Speed kills — and not just on Queens Boulevard, the notorious Boulevard of Death, but all over the city. The right policies, however, could cut down the number of fatalities greatly.
That’s the main message of a new study conducted by the advocacy group Transportation Alternatives and the Drum Major Institute for Public Policy, a liberal think tank.
Entitled “Vision Zero: How Safer Streets in New York City Can Save More Than 100 Lives a Year,” the extensive study reports that more New Yorkers are now killed in car accidents than by gunfire, though the number of traffic fatalities has been falling for years and continues to do so.
In 2009, the last year for which figures were cited, 268 people were killed by crashes on the streets of the city, the study said, citing Department of Motor Vehicle records. That marked a decline of 30 percent since 2001, when the number was 381.
But the total is still far higher than it has to be, according to the report.
“One New Yorker is killed every 35 hours in a traffic crash,” the study says. “And for every eight traffic fatalities, New Yorkers suffer one hundred life-altering serious injuries — nearly 34,000 over the past eight years — including the loss of limb, immobility, traumatic brain injury or chronic pain.”
It continues, “These facts are all the more alarming because most traffic deaths and injuries can be avoided. Many of our peer cities in western and northern Europe have traffic fatality rates half of New York City’s.”
The key, according to the report, is for the city to continue implementing more traffic-calming measures like lower speed limits and narrower lanes, as well as better accommodating bicyclists and pedestrians. Transportation Alternatives has been the leading non-governmental force behind the city’s expansion of bike lanes and increasing restrictions on motor vehicles in recent years.

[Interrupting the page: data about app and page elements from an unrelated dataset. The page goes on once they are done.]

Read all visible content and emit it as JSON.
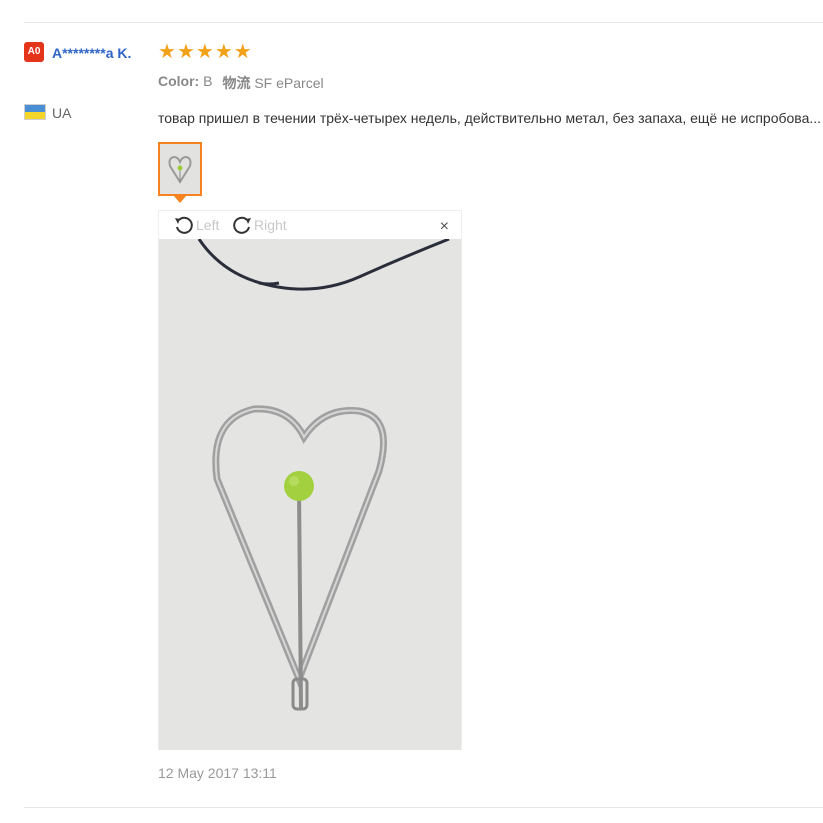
{
  "reviewer": {
    "level_badge": "A0",
    "name": "A********a K.",
    "country_code": "UA",
    "flag_colors": [
      "#4a8ed6",
      "#f4d62b"
    ]
  },
  "review": {
    "rating": 5,
    "stars": [
      "★",
      "★",
      "★",
      "★",
      "★"
    ],
    "attribute_label": "Color:",
    "attribute_value": "B",
    "shipping_label": "物流",
    "shipping_value": "SF eParcel",
    "text": "товар пришел в течении трёх-четырех недель, действительно метал, без запаха, ещё не испробова...",
    "date": "12 May 2017 13:11"
  },
  "viewer": {
    "rotate_left_label": "Left",
    "rotate_right_label": "Right",
    "close_symbol": "×"
  },
  "colors": {
    "accent_orange": "#f7821e",
    "star": "#f2a21a",
    "name_blue": "#2f66c6",
    "badge_red": "#e4351a"
  },
  "icons": [
    "rotate-left-icon",
    "rotate-right-icon",
    "close-icon"
  ]
}
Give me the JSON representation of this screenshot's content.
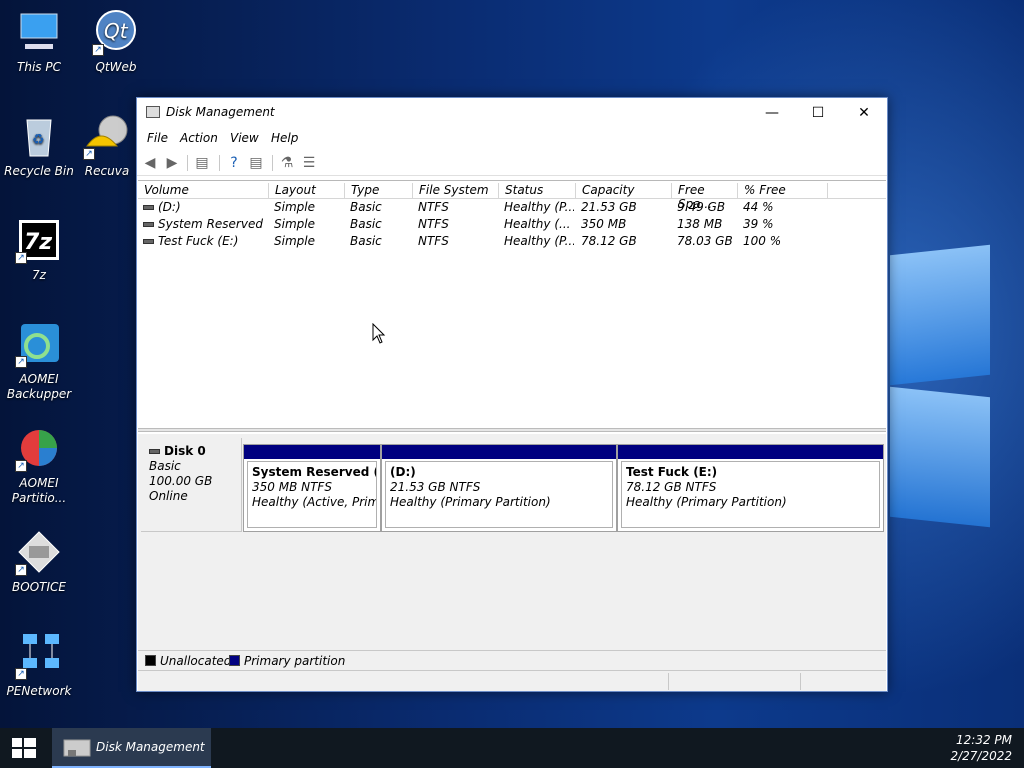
{
  "desktop": {
    "icons": [
      {
        "label": "This PC"
      },
      {
        "label": "QtWeb"
      },
      {
        "label": "Recycle Bin"
      },
      {
        "label": "Recuva"
      },
      {
        "label": "7z"
      },
      {
        "label": "AOMEI Backupper"
      },
      {
        "label": "AOMEI Partitio..."
      },
      {
        "label": "BOOTICE"
      },
      {
        "label": "PENetwork"
      }
    ]
  },
  "window": {
    "title": "Disk Management",
    "menu": [
      "File",
      "Action",
      "View",
      "Help"
    ],
    "columns": [
      "Volume",
      "Layout",
      "Type",
      "File System",
      "Status",
      "Capacity",
      "Free Spa...",
      "% Free"
    ],
    "rows": [
      [
        "(D:)",
        "Simple",
        "Basic",
        "NTFS",
        "Healthy (P...",
        "21.53 GB",
        "9.49 GB",
        "44 %"
      ],
      [
        "System Reserved (...",
        "Simple",
        "Basic",
        "NTFS",
        "Healthy (...",
        "350 MB",
        "138 MB",
        "39 %"
      ],
      [
        "Test Fuck (E:)",
        "Simple",
        "Basic",
        "NTFS",
        "Healthy (P...",
        "78.12 GB",
        "78.03 GB",
        "100 %"
      ]
    ],
    "disk": {
      "name": "Disk 0",
      "type": "Basic",
      "size": "100.00 GB",
      "state": "Online"
    },
    "partitions": [
      {
        "name": "System Reserved  (C:)",
        "size": "350 MB NTFS",
        "status": "Healthy (Active, Primary Partition)"
      },
      {
        "name": "(D:)",
        "size": "21.53 GB NTFS",
        "status": "Healthy (Primary Partition)"
      },
      {
        "name": "Test Fuck  (E:)",
        "size": "78.12 GB NTFS",
        "status": "Healthy (Primary Partition)"
      }
    ],
    "legend": {
      "unallocated": "Unallocated",
      "primary": "Primary partition",
      "unallocated_color": "#000000",
      "primary_color": "#000080"
    }
  },
  "taskbar": {
    "task": "Disk Management",
    "time": "12:32 PM",
    "date": "2/27/2022"
  }
}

Among the study’s other key findings were these:
• On average, 317 New Yorkers are killed in traffic every year. In addition, New Yorkers suffered 34,000 life-altering injuries over the past nine years, or 3,774 a year.
• Being struck by a car is the most common cause of injury-related death among children 1 to14 years of age and the second-most common cause among those aged 15 and older.
• The city has made tremendous progress in terms of street safety over the past decade, but New York is still behind our peer cities in western and northern Europe.
• New York is the safest U.S. city in terms of traffic fatalities, but the U.S. has a dismal record on street safety overall, with fatality rates comparable to countries in the former Soviet Republics, Latin America and Eastern Europe.
• Over 100 lives could be saved every year if New York’s traffic fatality rate was the same as many of our peer cities. Paris, Berlin, Stockholm, Oslo and Helsinki have fatality rates half of New York City’s.
• In 2009, traffic incidents cost the city and its residents over $4 billion. In comparison, the city dedicated less than one percent of that amount to its street safety programs in fiscal year 2009, or $33.4 million in capital commitments and $3.9 million in operating expenses.
The study advocates for lower speed limits, specifically 20 miles per hour on city streets where the limit is now 30, and more European-style features like bike lanes, roundabouts and pedestrian plazas.
It also acknowledges that such changes are controversial, and adds that the city should do more to convince skeptics that they have concrete positive benefits.
The full study is posted on the Drum Major Policy Institute and Transportation Alternatives websites.